> To do: Can you restate the records below word for word?

> Records supplied:
*****

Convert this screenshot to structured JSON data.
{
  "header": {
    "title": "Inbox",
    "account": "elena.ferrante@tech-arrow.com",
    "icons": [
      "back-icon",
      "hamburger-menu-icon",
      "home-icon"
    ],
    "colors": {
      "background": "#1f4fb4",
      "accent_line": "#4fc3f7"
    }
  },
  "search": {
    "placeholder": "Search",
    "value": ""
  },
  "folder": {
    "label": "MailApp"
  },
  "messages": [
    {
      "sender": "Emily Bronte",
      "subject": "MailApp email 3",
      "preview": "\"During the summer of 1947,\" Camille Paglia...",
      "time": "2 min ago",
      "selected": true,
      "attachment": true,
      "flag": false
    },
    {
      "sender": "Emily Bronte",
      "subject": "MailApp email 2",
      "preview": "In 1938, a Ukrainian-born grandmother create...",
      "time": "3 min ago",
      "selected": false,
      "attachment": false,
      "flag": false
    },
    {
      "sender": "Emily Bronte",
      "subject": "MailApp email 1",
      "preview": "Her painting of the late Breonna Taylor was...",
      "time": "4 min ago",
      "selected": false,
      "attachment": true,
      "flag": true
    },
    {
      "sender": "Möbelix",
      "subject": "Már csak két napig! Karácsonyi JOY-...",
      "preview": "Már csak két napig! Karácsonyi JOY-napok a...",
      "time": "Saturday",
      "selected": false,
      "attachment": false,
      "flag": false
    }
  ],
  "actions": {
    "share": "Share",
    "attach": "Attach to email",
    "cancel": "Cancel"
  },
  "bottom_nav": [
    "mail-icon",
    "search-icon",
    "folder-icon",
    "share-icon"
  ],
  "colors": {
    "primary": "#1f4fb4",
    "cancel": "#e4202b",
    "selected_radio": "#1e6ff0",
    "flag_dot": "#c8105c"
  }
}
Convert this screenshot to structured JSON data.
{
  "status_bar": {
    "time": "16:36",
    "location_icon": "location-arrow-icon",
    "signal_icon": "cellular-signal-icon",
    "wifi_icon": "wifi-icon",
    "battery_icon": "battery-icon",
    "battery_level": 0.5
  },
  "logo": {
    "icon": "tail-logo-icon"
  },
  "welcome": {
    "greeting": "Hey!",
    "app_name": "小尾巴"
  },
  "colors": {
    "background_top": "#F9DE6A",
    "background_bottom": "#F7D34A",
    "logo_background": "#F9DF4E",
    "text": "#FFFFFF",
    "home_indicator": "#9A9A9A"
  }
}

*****

> Written response:
Convert this screenshot to structured JSON data.
{
  "header": {
    "title": "Inbox",
    "account": "elena.ferrante@tech-arrow.com",
    "icons": [
      "back-icon",
      "hamburger-menu-icon",
      "home-icon"
    ],
    "colors": {
      "background": "#1f4fb4",
      "accent_line": "#4fc3f7"
    }
  },
  "search": {
    "placeholder": "Search",
    "value": ""
  },
  "folder": {
    "label": "MailApp"
  },
  "messages": [
    {
      "sender": "Emily Bronte",
      "subject": "MailApp email 3",
      "preview": "\"During the summer of 1947,\" Camille Paglia...",
      "time": "2 min ago",
      "selected": true,
      "attachment": true,
      "flag": false
    },
    {
      "sender": "Emily Bronte",
      "subject": "MailApp email 2",
      "preview": "In 1938, a Ukrainian-born grandmother create...",
      "time": "3 min ago",
      "selected": false,
      "attachment": false,
      "flag": false
    },
    {
      "sender": "Emily Bronte",
      "subject": "MailApp email 1",
      "preview": "Her painting of the late Breonna Taylor was...",
      "time": "4 min ago",
      "selected": false,
      "attachment": true,
      "flag": true
    },
    {
      "sender": "Möbelix",
      "subject": "Már csak két napig! Karácsonyi JOY-...",
      "preview": "Már csak két napig! Karácsonyi JOY-napok a...",
      "time": "Saturday",
      "selected": false,
      "attachment": false,
      "flag": false
    }
  ],
  "actions": {
    "share": "Share",
    "attach": "Attach to email",
    "cancel": "Cancel"
  },
  "bottom_nav": [
    "mail-icon",
    "search-icon",
    "folder-icon",
    "share-icon"
  ],
  "colors": {
    "primary": "#1f4fb4",
    "cancel": "#e4202b",
    "selected_radio": "#1e6ff0",
    "flag_dot": "#c8105c"
  }
}
Convert this screenshot to structured JSON data.
{
  "status_bar": {
    "time": "16:36",
    "location_icon": "location-arrow-icon",
    "signal_icon": "cellular-signal-icon",
    "wifi_icon": "wifi-icon",
    "battery_icon": "battery-icon",
    "battery_level": 0.5
  },
  "logo": {
    "icon": "tail-logo-icon"
  },
  "welcome": {
    "greeting": "Hey!",
    "app_name": "小尾巴"
  },
  "colors": {
    "background_top": "#F9DE6A",
    "background_bottom": "#F7D34A",
    "logo_background": "#F9DF4E",
    "text": "#FFFFFF",
    "home_indicator": "#9A9A9A"
  }
}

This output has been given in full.